CHAPTER 12 - ALICE’S EVIDENCE
On being called to court as witness, Alice is dazed and in the flurry of the moment she forgets how tall she has grown. This upsets the entire jury box who are seen sprawling all over the floor. The trial then proceeds after peace has been restored to the court. Alice looks at the jury and notices that in her haste she has managed to put the lizard back with its head downwards.
When the jury had managed to get over the pandemonium, the trial is well underway and she is questioned by the court. When Alice claims that she knows nothing about the event (regarding the theft of the tarts), the king orders her to leave the court. This is because, according to him, all those who are more than a mile high have to leave the court.
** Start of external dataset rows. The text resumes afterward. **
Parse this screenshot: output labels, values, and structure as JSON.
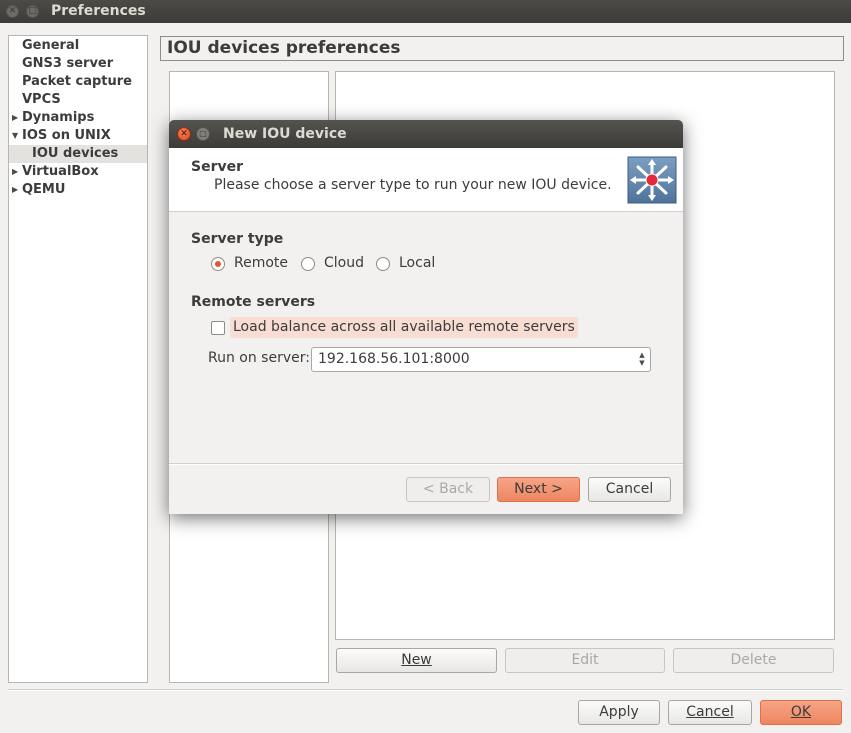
{
  "window": {
    "title": "Preferences"
  },
  "tree": {
    "items": [
      {
        "label": "General",
        "expander": ""
      },
      {
        "label": "GNS3 server",
        "expander": ""
      },
      {
        "label": "Packet capture",
        "expander": ""
      },
      {
        "label": "VPCS",
        "expander": ""
      },
      {
        "label": "Dynamips",
        "expander": "▶"
      },
      {
        "label": "IOS on UNIX",
        "expander": "▼"
      },
      {
        "label": "IOU devices",
        "expander": ""
      },
      {
        "label": "VirtualBox",
        "expander": "▶"
      },
      {
        "label": "QEMU",
        "expander": "▶"
      }
    ],
    "selected": "IOU devices"
  },
  "page": {
    "title": "IOU devices preferences",
    "new_label": "New",
    "edit_label": "Edit",
    "delete_label": "Delete"
  },
  "footer": {
    "apply_label": "Apply",
    "cancel_label": "Cancel",
    "ok_label": "OK"
  },
  "dialog": {
    "title": "New IOU device",
    "header_title": "Server",
    "header_subtitle": "Please choose a server type to run your new IOU device.",
    "icon": "multilayer-switch-icon",
    "server_type_label": "Server type",
    "server_type_options": [
      "Remote",
      "Cloud",
      "Local"
    ],
    "server_type_selected": "Remote",
    "remote_servers_label": "Remote servers",
    "load_balance_label": "Load balance across all available remote servers",
    "load_balance_checked": false,
    "run_on_server_label": "Run on server:",
    "run_on_server_value": "192.168.56.101:8000",
    "back_label": "< Back",
    "next_label": "Next >",
    "cancel_label": "Cancel"
  },
  "colors": {
    "accent": "#ee8660",
    "radio_selected": "#e4572e",
    "titlebar": "#3c3b37",
    "highlight": "#f7ddd3"
  }
}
However, he is unable to prove the existence of the rule since he had invented the rule at the nick of the time.
At this time, the White Rabbit draws the king’s attention to the evidence of a white paper that was found lying in the court. On close inspection it is revealed that it is just a scroll of paper with some verses written on it. Finally, the trial ends with the Queen ordering for the execution of Alice. It is at this point of time that Alice is unable to take the situation as it offers itself and cries out saying that:
You are nothing but just a pack of cards
This remark of hers sends the entire court in a fit of rage and they come flying down upon her. She screams with fright and in anger tries to ward them off, and finds herself back on the river-bank with her head on her sister’s lap. Her sister was gently moving away the dead leaves that had fluttered down from the trees upon her face.
Later, Alice tells her sister about the wonderful dream that she has had and then, runs off for tea.
Her sister is left on the bank alone, and sitting there she too begins to dream. First, she dreams about her sister Alice and the bright eager eyes that told her all about the wonderful dream.
She then sees the White Rabbit, the Mouse, the caterpillar, Hatter, March Hare, The Duchess, the King and the Queen of Hearts, the Gryphon and all the other characters that Alice had told her about. She believes in Wonderland, though she knows that the moment she opens her eyes everything would change to a dull reality. Lastly, she sees in her mind’s eye, her sister Alice, as a young woman who would gather around her little children and tell them all about Wonderland and in this way, travel back to her childhood days.
The last and final chapter is the indication of the ‘realization’ that dawns on Alice.
You are all a pack of cards -- this exclamation is the final stage of maturity for Alice.
The entire novel is a movement from a level of childhood to that of adulthood, a stage of innocence to that of maturity and a feeling to be adventurous to that of a sense of cautiousness. It spins around the experiences of a child who tries to relate her everyday experiences to those of her fancy world.
There is the thread in the narrative that ties the empirical reality of Alice to that of the Wonderland.
The novel does not end with the dream alone. It ends on a very serious and philosophical note. Alice’s elder sister is aware of the ‘fantasy’ that is present in the dream. It is this level of experience, of being able to dream of something wonderful, recollect it through memory, and then translate it to others that the denouement of the book calls for. One cannot keep and should not keep one’s experiences to oneself. It is essential to speak of it to others. It is this that Carroll tries to suggest to the readers (both children and adults).